This too shall pass…
Now and then throughout history, as with Whigs and Communists, international political-ideological movements of enormous influence wither and disappear, often quite suddenly. It is rarely their call.
Neoconservatives — or neoliberals, call them what you will — embodied in the modern American Republican Party led into Tuesday’s United States presidential election by Mitt Romney and Paul Ryan are now showing just such signs of fading into history.
It is said here that the Canadian neoliberals of Stephen Harper’s so-called Conservative Party of Canada — tied at the apron strings as they are to the American Republicans — will not be far behind them.
Out of tune with the demographic realities of the United States, dominated by an extremist “Tea Party” rump of racists, homophobes, misogynists and market fundamentalists enamoured of a deeply destructive economic program and a nihilistic political strategy of obstructionism, a strong case can be made that Tuesday’s reelection of Barack Obama, a very-small-l-liberal president with a weak economic record in his first term, may have been the last hurrah for this crowd.
Backed as they are by big money and deeply cynical strategic minds, there continue to be many reasons to fear the post-election defiance of the increasingly marginalized Republicans as they shout that they’ll be back, and with brighter and better leaders than the hapless former Massachusetts governor and his pathologically lying vice-presidential sidekick from Wisconsin.
And like a cornered rattlesnake, they will still be dangerous. As Jonathan Martin wrote in Politico a few days before the election, quoting an unnamed Republican backroom operative, the party’s loss of Tuesday’s main event means its candidate in 2016 “will certainly be a card-carrying movement conservative with a track record to match.”
But that would be precisely the wrong strategy for the American Republicans, certain to speed them toward the dustbin of history.
“If I hear anybody say it was because Romney wasn’t conservative enough I’m going to go nuts,” Sen. Lindsay Graham was quoted saying in Mr. Martin’s story. “We’re not losing 95 percent of African-Americans and two-thirds of Hispanics and voters under 30 because we’re not being hard-ass enough,” said the South Carolina senator, who blamed shifting demographics without much context for the party’s looming troubles.
Four years with the American economy on the rebound — a likely condition on which Obama’s forthcoming policies may or may not have much actual influence — will augur well for the term-limited president’s constitutionally inevitable Democratic successor. If elected, whomever that candidate turns out to be, his or her challenger will be the third consecutive Republican defeated by the Democratic presidential candidate.

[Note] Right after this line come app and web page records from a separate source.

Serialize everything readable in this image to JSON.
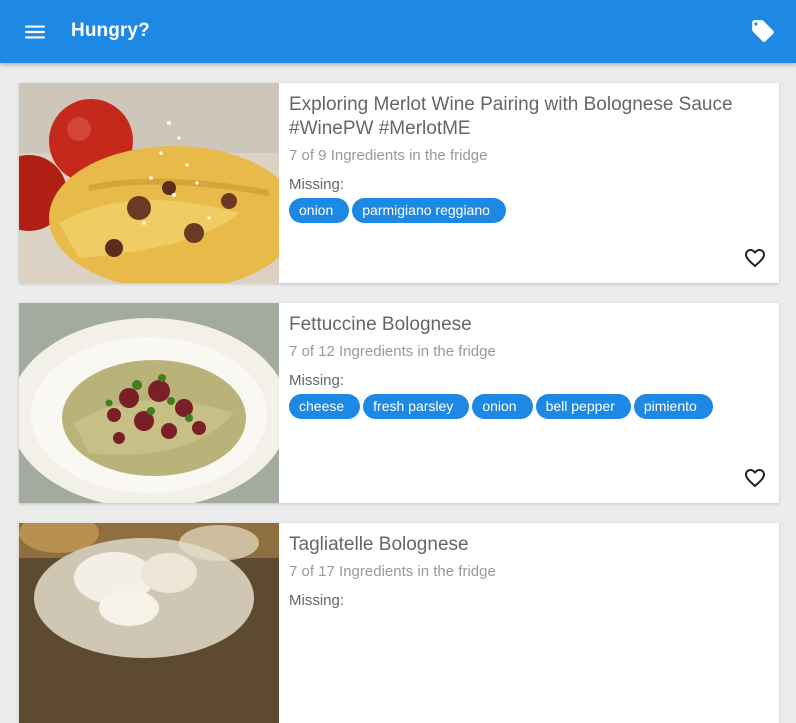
{
  "appbar": {
    "title": "Hungry?",
    "menu_icon": "menu-icon",
    "tag_icon": "tag-icon",
    "color": "#1e88e5"
  },
  "recipes": [
    {
      "title": "Exploring Merlot Wine Pairing with Bolognese Sauce #WinePW #MerlotME",
      "ingredients_info": "7 of 9 Ingredients in the fridge",
      "missing_label": "Missing:",
      "missing": [
        "onion",
        "parmigiano reggiano"
      ],
      "favorite_icon": "heart-outline-icon"
    },
    {
      "title": "Fettuccine Bolognese",
      "ingredients_info": "7 of 12 Ingredients in the fridge",
      "missing_label": "Missing:",
      "missing": [
        "cheese",
        "fresh parsley",
        "onion",
        "bell pepper",
        "pimiento"
      ],
      "favorite_icon": "heart-outline-icon"
    },
    {
      "title": "Tagliatelle Bolognese",
      "ingredients_info": "7 of 17 Ingredients in the fridge",
      "missing_label": "Missing:",
      "missing": [],
      "favorite_icon": "heart-outline-icon"
    }
  ]
}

Inevitably, another centrist democratic president presiding over a buoyant economy with a philosophy that government has an important role to play will be one more nail in the coffin of the international philosophy of hard-line fiscal discipline that animates modern neoliberalism — be it Republican, Conservative or Wildrose in flavour.
As we all know, in politics as in other enterprises, the smart money follows the candidate with the best chance of winning, and so what the New Yorker’s Nicolas Lemann called in his election post-mortem “an increasingly unlikely coalition of business interests and social-issue populists” will surely begin to unravel.
And so it will in Canada too, as contributors and strategists observe the downward spiral of the American Republicans that inspire the Reform Party-dominated Canadian Conservatives under Harper.
Demographic trends in Canada are not precisely the same as in the United States, but with American cultural influence looming large and a population traditionally more in tune with social democratic concepts and programs, making Canada a place where “European style” is not necessarily an insult, it can be argued Conservative backers and voters here too will grow increasingly wary of Harper’s Americanized fiscal fantasies.
Indeed, Conservative parties everywhere face the prospect of having to adapt to new realities, and if they do not, they will die.
Survival means moving back toward the centre — precisely where the Tea Party driven American Republicans and the Reform Party derived Canadian Conservatives are disinclined to go.
Ironically, it is here in conservative Alberta that a conservative political party facing similar demographic and social realities (caused in this case by a decades-long influx of newcomers from more liberal parts of Canada) hit upon a formula that works in the form of softer, more centrist rhetoric and a genuine move to the centre on social policies.
The Progressive Conservatives under Premier Alison Redford are still a market-oriented party of business, as suits their corporate backers, but their success at the polls against the wild-eyed Tea Partiers of the Wildrose Party illuminates the best hope for a future for conservatives, be they American Republicans or Canadian Tories.
But those national parties are now so dominated by their radical wings that such a progression is unlikely — and thus their demise is probably inevitable.
This post also appears on David Climenhaga’s blog, Alberta Diary.